* **SOURCE MATERIAL**
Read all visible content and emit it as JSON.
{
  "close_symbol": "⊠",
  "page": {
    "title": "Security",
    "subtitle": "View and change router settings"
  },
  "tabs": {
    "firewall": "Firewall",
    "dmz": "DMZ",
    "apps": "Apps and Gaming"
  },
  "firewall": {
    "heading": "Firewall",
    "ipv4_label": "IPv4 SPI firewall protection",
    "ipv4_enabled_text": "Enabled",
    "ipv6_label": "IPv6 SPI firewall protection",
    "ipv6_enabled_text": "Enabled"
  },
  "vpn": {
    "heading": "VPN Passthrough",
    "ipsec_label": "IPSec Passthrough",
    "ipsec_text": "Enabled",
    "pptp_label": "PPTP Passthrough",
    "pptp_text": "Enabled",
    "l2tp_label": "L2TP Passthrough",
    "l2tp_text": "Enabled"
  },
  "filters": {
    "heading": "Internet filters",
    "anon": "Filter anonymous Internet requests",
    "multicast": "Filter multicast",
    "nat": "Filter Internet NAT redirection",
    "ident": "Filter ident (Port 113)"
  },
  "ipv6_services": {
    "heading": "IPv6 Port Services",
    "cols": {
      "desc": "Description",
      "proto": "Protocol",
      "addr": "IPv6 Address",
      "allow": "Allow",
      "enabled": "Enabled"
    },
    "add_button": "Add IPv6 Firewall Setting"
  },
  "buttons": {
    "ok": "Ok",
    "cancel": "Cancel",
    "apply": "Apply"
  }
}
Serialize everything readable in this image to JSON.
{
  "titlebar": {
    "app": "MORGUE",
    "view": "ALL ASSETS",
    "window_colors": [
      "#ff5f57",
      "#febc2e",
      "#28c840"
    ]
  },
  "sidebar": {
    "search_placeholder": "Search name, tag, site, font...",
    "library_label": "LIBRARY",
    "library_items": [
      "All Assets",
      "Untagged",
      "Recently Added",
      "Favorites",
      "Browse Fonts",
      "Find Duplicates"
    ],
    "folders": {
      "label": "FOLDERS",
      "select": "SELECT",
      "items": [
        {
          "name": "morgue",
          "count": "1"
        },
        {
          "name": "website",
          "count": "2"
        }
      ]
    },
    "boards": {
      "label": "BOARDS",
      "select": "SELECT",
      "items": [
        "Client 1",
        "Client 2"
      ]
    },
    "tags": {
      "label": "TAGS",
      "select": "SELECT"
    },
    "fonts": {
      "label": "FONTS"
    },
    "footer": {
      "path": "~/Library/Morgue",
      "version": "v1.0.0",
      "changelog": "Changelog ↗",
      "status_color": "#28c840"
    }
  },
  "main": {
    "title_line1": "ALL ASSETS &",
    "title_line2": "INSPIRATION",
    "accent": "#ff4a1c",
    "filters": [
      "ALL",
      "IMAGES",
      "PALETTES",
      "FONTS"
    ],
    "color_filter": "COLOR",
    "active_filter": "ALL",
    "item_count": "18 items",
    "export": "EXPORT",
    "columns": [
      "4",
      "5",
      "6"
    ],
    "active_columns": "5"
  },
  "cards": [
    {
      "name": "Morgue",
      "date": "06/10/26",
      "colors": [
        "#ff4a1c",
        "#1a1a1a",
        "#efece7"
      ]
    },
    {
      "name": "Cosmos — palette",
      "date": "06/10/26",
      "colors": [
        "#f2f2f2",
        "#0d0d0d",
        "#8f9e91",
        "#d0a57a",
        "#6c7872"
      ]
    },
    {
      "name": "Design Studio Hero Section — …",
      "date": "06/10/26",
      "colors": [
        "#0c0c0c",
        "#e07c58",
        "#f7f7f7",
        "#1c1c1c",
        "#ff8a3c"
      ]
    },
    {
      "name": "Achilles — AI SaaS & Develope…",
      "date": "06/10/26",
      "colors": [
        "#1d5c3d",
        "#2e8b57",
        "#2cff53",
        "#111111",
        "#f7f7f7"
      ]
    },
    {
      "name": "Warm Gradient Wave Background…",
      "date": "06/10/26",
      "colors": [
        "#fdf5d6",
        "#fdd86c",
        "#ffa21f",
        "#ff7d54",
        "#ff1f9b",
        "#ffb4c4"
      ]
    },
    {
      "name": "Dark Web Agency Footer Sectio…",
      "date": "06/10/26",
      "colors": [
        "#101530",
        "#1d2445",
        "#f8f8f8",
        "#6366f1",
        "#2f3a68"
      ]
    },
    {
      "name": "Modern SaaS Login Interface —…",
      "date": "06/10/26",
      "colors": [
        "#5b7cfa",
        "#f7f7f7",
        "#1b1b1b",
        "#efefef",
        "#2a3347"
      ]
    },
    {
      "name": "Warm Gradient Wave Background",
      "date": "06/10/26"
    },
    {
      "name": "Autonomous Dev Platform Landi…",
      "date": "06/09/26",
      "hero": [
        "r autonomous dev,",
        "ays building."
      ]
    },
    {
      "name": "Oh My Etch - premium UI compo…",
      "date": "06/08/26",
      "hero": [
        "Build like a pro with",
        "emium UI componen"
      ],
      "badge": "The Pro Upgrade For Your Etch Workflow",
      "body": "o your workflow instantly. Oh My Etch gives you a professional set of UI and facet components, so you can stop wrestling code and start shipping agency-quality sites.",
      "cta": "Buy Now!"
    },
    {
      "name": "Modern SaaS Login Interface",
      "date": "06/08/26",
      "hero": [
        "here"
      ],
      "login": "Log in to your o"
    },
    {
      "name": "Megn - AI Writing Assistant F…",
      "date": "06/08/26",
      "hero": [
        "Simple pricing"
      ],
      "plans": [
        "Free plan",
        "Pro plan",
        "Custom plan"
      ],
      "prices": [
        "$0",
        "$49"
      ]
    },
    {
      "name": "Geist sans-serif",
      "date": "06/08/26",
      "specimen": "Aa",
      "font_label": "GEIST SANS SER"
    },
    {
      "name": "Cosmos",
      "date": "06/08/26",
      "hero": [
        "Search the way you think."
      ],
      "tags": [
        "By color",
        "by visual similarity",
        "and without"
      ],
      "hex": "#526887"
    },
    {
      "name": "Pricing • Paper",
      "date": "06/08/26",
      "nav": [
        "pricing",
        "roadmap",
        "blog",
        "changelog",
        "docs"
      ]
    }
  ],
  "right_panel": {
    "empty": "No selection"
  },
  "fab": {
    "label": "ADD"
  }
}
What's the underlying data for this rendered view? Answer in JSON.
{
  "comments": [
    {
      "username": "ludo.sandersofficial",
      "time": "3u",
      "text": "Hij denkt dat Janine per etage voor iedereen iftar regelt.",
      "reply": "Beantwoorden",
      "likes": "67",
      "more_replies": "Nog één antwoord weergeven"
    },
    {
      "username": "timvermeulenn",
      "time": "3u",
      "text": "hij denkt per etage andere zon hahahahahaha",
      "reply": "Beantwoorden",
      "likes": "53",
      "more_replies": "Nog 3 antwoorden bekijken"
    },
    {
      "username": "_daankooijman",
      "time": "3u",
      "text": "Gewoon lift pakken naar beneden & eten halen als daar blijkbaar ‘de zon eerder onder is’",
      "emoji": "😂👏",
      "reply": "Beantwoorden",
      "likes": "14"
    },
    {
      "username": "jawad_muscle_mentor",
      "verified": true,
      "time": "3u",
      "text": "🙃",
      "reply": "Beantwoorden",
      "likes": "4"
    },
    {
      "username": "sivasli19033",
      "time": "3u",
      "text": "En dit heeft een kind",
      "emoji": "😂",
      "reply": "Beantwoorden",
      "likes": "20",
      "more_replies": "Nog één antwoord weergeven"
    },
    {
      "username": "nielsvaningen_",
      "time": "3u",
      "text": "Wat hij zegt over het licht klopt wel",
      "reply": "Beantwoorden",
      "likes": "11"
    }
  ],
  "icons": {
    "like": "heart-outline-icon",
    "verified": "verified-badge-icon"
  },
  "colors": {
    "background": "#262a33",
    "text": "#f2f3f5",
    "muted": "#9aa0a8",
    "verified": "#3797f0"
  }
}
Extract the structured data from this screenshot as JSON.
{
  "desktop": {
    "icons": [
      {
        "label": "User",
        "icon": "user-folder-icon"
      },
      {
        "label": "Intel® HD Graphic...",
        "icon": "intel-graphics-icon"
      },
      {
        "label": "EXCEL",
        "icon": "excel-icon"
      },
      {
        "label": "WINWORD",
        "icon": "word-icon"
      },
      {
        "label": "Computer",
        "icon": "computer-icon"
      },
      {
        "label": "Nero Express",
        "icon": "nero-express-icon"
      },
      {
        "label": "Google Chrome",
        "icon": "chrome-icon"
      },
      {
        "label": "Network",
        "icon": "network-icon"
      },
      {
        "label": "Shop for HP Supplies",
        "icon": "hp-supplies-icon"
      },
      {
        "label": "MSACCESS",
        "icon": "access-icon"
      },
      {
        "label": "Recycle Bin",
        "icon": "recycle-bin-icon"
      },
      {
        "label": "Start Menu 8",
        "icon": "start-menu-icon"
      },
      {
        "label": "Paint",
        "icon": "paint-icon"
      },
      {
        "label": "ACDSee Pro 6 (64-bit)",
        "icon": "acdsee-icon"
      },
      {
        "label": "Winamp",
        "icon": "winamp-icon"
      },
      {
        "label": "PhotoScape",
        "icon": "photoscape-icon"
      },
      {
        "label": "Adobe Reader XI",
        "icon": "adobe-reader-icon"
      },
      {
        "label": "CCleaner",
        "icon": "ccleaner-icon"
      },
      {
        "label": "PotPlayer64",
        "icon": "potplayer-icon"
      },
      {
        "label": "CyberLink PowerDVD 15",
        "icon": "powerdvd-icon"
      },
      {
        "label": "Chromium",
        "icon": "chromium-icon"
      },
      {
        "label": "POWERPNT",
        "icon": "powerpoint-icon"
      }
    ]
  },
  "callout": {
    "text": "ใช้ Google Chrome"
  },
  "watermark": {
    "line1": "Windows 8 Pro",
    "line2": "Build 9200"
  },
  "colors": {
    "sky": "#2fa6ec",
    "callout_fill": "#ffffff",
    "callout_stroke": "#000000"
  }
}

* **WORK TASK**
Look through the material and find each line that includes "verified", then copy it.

* **RESPONSE**
      "verified": true,
    "verified": "verified-badge-icon"
    "verified": "#3797f0"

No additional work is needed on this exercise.